## Task item
Any image in the records should be left out; output everything else exactly.
*** Data ***
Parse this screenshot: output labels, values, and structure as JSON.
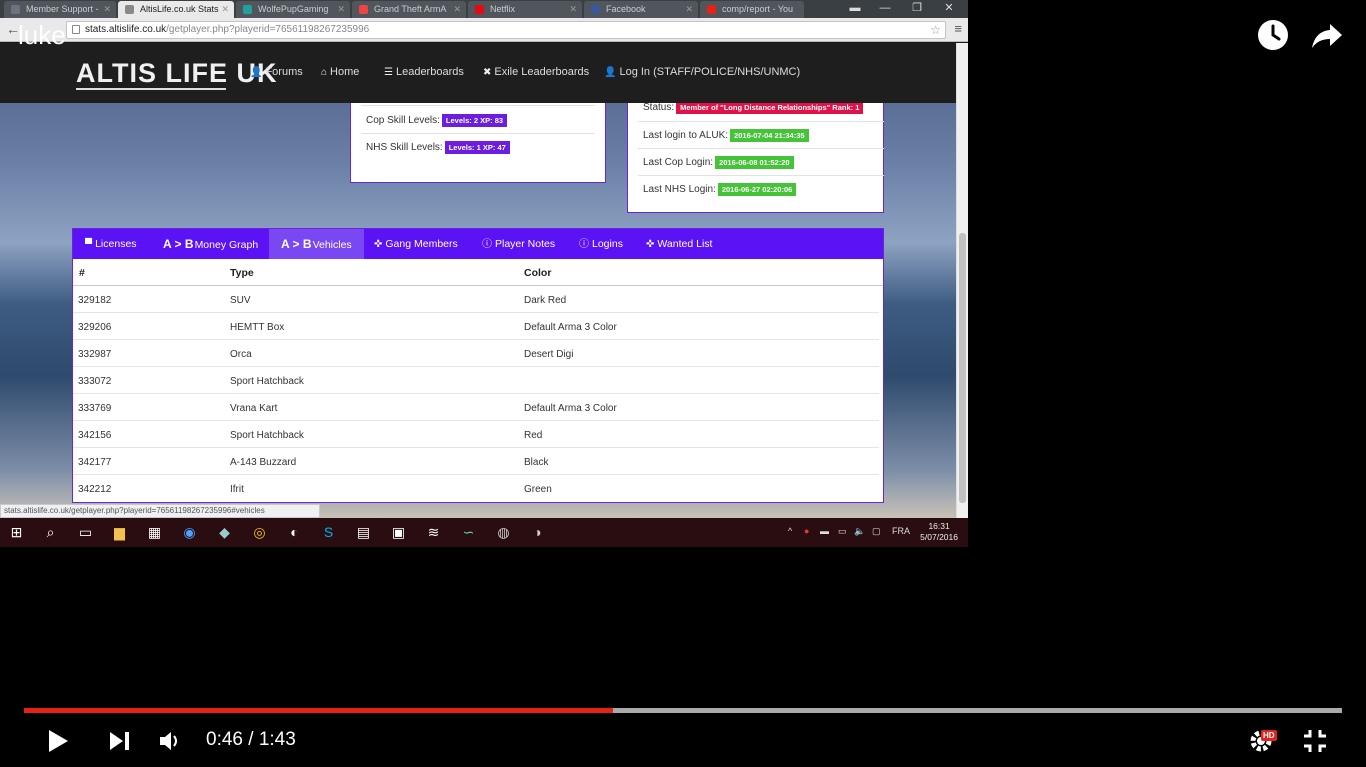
{
  "video": {
    "title": "luke",
    "current_time": "0:46",
    "separator": " / ",
    "duration": "1:43",
    "progress_percent": 44.7,
    "hd_label": "HD"
  },
  "browser": {
    "tabs": [
      {
        "title": "Member Support - ",
        "icon_color": "#6b7280"
      },
      {
        "title": "AltisLife.co.uk Stats",
        "icon_color": "#888",
        "active": true
      },
      {
        "title": "WolfePupGaming",
        "icon_color": "#21a0a0"
      },
      {
        "title": "Grand Theft ArmA",
        "icon_color": "#e44"
      },
      {
        "title": "Netflix",
        "icon_color": "#e50914"
      },
      {
        "title": "Facebook",
        "icon_color": "#3b5998"
      },
      {
        "title": "comp/report - You",
        "icon_color": "#e62117"
      }
    ],
    "url_host": "stats.altislife.co.uk",
    "url_path": "/getplayer.php?playerid=76561198267235996",
    "status_url": "stats.altislife.co.uk/getplayer.php?playerid=76561198267235996#vehicles"
  },
  "site": {
    "logo": "ALTIS LIFE UK",
    "nav": [
      "Forums",
      "Home",
      "Leaderboards",
      "Exile Leaderboards",
      "Log In (STAFF/POLICE/NHS/UNMC)"
    ]
  },
  "skills": {
    "cop_label": "Cop Skill Levels:",
    "cop_value": "Levels: 2 XP: 83",
    "nhs_label": "NHS Skill Levels:",
    "nhs_value": "Levels: 1 XP: 47"
  },
  "status_card": {
    "status_label": "Status:",
    "status_value": "Member of \"Long Distance Relationships\" Rank: 1",
    "last_login_label": "Last login to ALUK:",
    "last_login_value": "2016-07-04 21:34:35",
    "last_cop_label": "Last Cop Login:",
    "last_cop_value": "2016-06-08 01:52:20",
    "last_nhs_label": "Last NHS Login:",
    "last_nhs_value": "2016-06-27 02:20:06"
  },
  "panel": {
    "tabs": [
      {
        "label": "Licenses",
        "icon": "id-card-icon"
      },
      {
        "prefix": "A > B",
        "label": "Money Graph",
        "icon": "ab-icon"
      },
      {
        "prefix": "A > B",
        "label": "Vehicles",
        "icon": "ab-icon",
        "active": true
      },
      {
        "label": "Gang Members",
        "icon": "crosshair-icon"
      },
      {
        "label": "Player Notes",
        "icon": "info-icon"
      },
      {
        "label": "Logins",
        "icon": "info-icon"
      },
      {
        "label": "Wanted List",
        "icon": "crosshair-icon"
      }
    ],
    "headers": [
      "#",
      "Type",
      "Color"
    ],
    "rows": [
      [
        "329182",
        "SUV",
        "Dark Red"
      ],
      [
        "329206",
        "HEMTT Box",
        "Default Arma 3 Color"
      ],
      [
        "332987",
        "Orca",
        "Desert Digi"
      ],
      [
        "333072",
        "Sport Hatchback",
        ""
      ],
      [
        "333769",
        "Vrana Kart",
        "Default Arma 3 Color"
      ],
      [
        "342156",
        "Sport Hatchback",
        "Red"
      ],
      [
        "342177",
        "A-143 Buzzard",
        "Black"
      ],
      [
        "342212",
        "Ifrit",
        "Green"
      ]
    ]
  },
  "taskbar": {
    "language": "FRA",
    "time": "16:31",
    "date": "5/07/2016"
  }
}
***
## Your solution
Parse this screenshot: output labels, values, and structure as JSON.
{
  "video": {
    "title": "luke",
    "current_time": "0:46",
    "separator": " / ",
    "duration": "1:43",
    "progress_percent": 44.7,
    "hd_label": "HD"
  },
  "browser": {
    "tabs": [
      {
        "title": "Member Support - ",
        "icon_color": "#6b7280"
      },
      {
        "title": "AltisLife.co.uk Stats",
        "icon_color": "#888",
        "active": true
      },
      {
        "title": "WolfePupGaming",
        "icon_color": "#21a0a0"
      },
      {
        "title": "Grand Theft ArmA",
        "icon_color": "#e44"
      },
      {
        "title": "Netflix",
        "icon_color": "#e50914"
      },
      {
        "title": "Facebook",
        "icon_color": "#3b5998"
      },
      {
        "title": "comp/report - You",
        "icon_color": "#e62117"
      }
    ],
    "url_host": "stats.altislife.co.uk",
    "url_path": "/getplayer.php?playerid=76561198267235996",
    "status_url": "stats.altislife.co.uk/getplayer.php?playerid=76561198267235996#vehicles"
  },
  "site": {
    "logo": "ALTIS LIFE UK",
    "nav": [
      "Forums",
      "Home",
      "Leaderboards",
      "Exile Leaderboards",
      "Log In (STAFF/POLICE/NHS/UNMC)"
    ]
  },
  "skills": {
    "cop_label": "Cop Skill Levels:",
    "cop_value": "Levels: 2 XP: 83",
    "nhs_label": "NHS Skill Levels:",
    "nhs_value": "Levels: 1 XP: 47"
  },
  "status_card": {
    "status_label": "Status:",
    "status_value": "Member of \"Long Distance Relationships\" Rank: 1",
    "last_login_label": "Last login to ALUK:",
    "last_login_value": "2016-07-04 21:34:35",
    "last_cop_label": "Last Cop Login:",
    "last_cop_value": "2016-06-08 01:52:20",
    "last_nhs_label": "Last NHS Login:",
    "last_nhs_value": "2016-06-27 02:20:06"
  },
  "panel": {
    "tabs": [
      {
        "label": "Licenses",
        "icon": "id-card-icon"
      },
      {
        "prefix": "A > B",
        "label": "Money Graph",
        "icon": "ab-icon"
      },
      {
        "prefix": "A > B",
        "label": "Vehicles",
        "icon": "ab-icon",
        "active": true
      },
      {
        "label": "Gang Members",
        "icon": "crosshair-icon"
      },
      {
        "label": "Player Notes",
        "icon": "info-icon"
      },
      {
        "label": "Logins",
        "icon": "info-icon"
      },
      {
        "label": "Wanted List",
        "icon": "crosshair-icon"
      }
    ],
    "headers": [
      "#",
      "Type",
      "Color"
    ],
    "rows": [
      [
        "329182",
        "SUV",
        "Dark Red"
      ],
      [
        "329206",
        "HEMTT Box",
        "Default Arma 3 Color"
      ],
      [
        "332987",
        "Orca",
        "Desert Digi"
      ],
      [
        "333072",
        "Sport Hatchback",
        ""
      ],
      [
        "333769",
        "Vrana Kart",
        "Default Arma 3 Color"
      ],
      [
        "342156",
        "Sport Hatchback",
        "Red"
      ],
      [
        "342177",
        "A-143 Buzzard",
        "Black"
      ],
      [
        "342212",
        "Ifrit",
        "Green"
      ]
    ]
  },
  "taskbar": {
    "language": "FRA",
    "time": "16:31",
    "date": "5/07/2016"
  }
}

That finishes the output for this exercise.